*Exercise instructions*
Of the lines in the data below, count the ones holding the string "선택합니다", and answer with that number only.

Excerpts from an interface dataset
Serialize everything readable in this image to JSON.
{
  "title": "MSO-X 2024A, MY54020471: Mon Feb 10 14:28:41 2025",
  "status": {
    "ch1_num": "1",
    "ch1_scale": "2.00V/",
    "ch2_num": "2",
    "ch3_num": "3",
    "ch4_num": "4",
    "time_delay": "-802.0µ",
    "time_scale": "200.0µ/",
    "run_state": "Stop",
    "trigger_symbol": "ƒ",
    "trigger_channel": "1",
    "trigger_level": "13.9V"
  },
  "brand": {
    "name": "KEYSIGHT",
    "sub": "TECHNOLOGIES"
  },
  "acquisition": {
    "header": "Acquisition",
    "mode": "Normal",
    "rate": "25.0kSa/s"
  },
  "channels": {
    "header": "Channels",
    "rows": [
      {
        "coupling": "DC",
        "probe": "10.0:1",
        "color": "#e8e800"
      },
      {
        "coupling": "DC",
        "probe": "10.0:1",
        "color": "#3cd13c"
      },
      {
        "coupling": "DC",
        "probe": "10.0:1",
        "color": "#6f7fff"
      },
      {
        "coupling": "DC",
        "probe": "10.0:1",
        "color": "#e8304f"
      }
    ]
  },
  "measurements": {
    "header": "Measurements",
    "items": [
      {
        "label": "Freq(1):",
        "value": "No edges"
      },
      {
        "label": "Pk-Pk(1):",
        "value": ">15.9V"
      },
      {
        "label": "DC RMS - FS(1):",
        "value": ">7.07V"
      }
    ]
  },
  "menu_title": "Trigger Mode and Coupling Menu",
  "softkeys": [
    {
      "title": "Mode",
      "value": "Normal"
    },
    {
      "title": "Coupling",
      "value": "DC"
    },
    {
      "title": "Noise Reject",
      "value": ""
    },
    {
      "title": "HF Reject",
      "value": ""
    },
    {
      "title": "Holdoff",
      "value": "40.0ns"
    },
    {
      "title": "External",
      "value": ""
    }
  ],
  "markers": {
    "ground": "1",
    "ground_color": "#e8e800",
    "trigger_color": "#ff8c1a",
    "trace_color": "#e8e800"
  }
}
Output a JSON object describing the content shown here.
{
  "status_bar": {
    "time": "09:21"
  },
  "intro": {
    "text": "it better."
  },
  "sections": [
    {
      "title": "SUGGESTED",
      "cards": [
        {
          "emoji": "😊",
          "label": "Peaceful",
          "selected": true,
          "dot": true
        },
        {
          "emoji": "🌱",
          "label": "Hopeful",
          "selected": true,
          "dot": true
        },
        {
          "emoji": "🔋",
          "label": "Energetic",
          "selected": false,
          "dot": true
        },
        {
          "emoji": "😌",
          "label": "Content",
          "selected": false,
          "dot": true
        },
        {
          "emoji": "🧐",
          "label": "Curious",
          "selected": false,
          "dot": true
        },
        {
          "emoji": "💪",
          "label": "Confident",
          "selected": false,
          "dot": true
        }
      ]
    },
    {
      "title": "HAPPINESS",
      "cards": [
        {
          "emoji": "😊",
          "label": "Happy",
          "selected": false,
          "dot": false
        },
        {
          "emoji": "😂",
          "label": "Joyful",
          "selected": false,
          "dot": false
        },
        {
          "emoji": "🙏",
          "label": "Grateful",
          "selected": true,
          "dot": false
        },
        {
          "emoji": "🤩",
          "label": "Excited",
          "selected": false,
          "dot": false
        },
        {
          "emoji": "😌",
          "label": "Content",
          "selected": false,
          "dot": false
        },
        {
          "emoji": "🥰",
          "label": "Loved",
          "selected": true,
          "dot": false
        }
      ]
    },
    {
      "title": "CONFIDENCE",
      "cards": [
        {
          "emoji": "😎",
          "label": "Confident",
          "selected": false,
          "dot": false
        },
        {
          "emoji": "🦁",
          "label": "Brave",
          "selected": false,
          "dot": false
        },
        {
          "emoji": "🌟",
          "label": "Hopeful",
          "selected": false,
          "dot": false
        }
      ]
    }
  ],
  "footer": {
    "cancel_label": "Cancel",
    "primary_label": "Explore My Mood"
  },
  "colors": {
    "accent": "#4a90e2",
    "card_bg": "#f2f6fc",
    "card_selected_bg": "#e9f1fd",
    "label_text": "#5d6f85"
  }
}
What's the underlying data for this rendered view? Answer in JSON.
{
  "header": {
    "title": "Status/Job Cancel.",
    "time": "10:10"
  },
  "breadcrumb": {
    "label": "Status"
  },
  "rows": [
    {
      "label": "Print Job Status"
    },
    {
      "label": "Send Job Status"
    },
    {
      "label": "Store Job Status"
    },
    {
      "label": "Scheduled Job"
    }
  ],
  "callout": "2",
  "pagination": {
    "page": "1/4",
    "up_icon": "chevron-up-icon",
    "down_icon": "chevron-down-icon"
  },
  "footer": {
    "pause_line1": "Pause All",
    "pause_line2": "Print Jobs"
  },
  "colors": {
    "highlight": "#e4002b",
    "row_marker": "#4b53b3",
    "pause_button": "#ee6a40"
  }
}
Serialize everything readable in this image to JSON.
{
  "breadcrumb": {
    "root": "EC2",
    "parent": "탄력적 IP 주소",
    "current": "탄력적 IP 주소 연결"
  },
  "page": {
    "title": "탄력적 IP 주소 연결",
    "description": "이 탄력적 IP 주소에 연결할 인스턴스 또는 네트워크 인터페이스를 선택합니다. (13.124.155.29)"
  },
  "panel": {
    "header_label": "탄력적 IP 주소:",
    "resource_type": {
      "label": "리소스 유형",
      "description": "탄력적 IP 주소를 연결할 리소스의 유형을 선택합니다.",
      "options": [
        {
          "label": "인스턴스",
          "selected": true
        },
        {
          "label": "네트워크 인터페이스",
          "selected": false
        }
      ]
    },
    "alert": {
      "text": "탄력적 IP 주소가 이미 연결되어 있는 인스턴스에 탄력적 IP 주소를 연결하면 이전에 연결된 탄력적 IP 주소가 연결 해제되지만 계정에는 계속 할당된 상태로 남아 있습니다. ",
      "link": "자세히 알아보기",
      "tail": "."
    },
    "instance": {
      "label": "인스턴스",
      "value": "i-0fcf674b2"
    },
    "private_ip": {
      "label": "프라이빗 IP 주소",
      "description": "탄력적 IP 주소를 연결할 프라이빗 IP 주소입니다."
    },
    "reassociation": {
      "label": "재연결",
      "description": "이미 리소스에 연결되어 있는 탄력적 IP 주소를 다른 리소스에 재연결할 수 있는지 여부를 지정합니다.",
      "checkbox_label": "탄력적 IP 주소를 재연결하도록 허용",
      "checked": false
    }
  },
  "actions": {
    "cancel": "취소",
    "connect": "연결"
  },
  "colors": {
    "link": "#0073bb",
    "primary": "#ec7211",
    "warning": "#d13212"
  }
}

*Problem solution*
2